The Washington Department of Fish and Wildlife kick-started a research project last month to study the movements of whitetail deer.
According to The Columbian, the $400,000 study will occur over the next 3-1/2 years to give researchers an inside look on the changing ranges and mortality of the deer. Nearly 100 deer are slated to be tagged with research equipment for the program, 70 have already been captured.
The project entered its preliminary stages last year and allowed researchers a chance to follow 35 of the animals as they roamed across the breadth of Washington. One doe covered roughly 7,600 acres of land during the year. Normally whitetails have short home ranges, but biologists are seeing some far travelers in the new study.
“It’s somewhat surprising to see how far some whitetails were migrating from summer to winter ranges,” said researcher Woody Myers.

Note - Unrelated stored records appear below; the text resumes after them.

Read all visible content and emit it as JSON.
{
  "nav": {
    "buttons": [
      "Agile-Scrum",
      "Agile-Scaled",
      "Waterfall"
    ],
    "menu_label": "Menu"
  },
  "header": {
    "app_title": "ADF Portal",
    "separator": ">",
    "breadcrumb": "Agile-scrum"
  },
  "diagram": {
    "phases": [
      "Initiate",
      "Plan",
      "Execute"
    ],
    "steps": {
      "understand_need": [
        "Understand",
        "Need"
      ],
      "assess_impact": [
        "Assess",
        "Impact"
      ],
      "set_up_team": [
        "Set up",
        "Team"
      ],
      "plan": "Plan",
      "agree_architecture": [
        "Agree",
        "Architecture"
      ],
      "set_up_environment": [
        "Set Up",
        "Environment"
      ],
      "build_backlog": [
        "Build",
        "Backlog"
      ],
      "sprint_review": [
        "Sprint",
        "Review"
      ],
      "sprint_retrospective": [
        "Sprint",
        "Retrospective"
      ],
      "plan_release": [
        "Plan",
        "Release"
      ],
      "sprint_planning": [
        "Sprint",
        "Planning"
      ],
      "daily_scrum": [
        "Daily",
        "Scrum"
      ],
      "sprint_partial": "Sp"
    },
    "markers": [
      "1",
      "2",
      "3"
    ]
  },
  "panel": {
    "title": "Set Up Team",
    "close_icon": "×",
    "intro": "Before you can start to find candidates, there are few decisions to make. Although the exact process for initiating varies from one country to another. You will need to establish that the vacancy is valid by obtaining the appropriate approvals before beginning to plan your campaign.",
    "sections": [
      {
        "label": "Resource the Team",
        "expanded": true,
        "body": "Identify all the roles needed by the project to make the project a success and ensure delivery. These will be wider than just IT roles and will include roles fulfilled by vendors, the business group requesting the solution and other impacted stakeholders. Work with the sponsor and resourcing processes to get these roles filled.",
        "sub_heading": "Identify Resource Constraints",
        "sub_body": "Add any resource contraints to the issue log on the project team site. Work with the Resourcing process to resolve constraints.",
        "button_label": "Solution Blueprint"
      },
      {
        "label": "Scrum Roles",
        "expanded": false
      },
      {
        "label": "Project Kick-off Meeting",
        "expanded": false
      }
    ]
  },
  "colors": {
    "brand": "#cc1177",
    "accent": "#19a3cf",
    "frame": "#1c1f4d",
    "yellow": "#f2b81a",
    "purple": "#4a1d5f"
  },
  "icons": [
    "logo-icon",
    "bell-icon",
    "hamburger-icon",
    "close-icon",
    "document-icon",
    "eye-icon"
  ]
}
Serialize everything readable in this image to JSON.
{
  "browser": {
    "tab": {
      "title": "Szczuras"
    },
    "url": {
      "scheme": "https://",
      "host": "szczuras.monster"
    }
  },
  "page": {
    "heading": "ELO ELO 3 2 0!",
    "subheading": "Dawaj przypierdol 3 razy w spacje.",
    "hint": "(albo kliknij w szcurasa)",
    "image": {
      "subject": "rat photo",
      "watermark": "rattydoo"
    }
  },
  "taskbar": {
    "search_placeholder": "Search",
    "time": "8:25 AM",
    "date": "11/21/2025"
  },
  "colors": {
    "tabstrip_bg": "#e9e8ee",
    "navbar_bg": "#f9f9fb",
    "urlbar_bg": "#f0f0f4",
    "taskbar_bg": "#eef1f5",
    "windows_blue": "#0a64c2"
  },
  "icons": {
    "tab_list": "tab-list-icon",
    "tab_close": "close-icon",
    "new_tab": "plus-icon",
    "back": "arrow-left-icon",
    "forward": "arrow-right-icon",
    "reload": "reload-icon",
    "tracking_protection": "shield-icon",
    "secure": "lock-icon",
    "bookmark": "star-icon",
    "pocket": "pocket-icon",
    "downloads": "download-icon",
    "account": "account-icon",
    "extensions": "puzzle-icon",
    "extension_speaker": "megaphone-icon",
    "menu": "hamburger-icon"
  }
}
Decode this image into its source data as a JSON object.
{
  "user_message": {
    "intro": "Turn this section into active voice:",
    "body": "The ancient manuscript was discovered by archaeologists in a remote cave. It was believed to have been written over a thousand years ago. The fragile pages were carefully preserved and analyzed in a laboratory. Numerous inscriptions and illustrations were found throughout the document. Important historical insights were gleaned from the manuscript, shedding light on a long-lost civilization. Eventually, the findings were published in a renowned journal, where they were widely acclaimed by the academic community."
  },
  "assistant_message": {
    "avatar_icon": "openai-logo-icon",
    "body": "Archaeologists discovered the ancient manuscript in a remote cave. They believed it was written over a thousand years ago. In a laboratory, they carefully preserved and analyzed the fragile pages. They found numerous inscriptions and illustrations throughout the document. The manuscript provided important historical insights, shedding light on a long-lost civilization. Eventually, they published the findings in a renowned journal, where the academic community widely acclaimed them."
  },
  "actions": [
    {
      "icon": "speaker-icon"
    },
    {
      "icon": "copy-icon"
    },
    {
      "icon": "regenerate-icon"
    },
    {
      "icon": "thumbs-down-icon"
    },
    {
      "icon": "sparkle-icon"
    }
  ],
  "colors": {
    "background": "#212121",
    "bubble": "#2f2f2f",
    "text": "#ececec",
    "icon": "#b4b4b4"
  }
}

The Department is recruiting around 70 volunteers in addition to the scientific staff for the project who will help trap and monitor the deer. If successful, the study should produce data on the animal’s mating habits, habitat preference, survival rates, and migration patterns.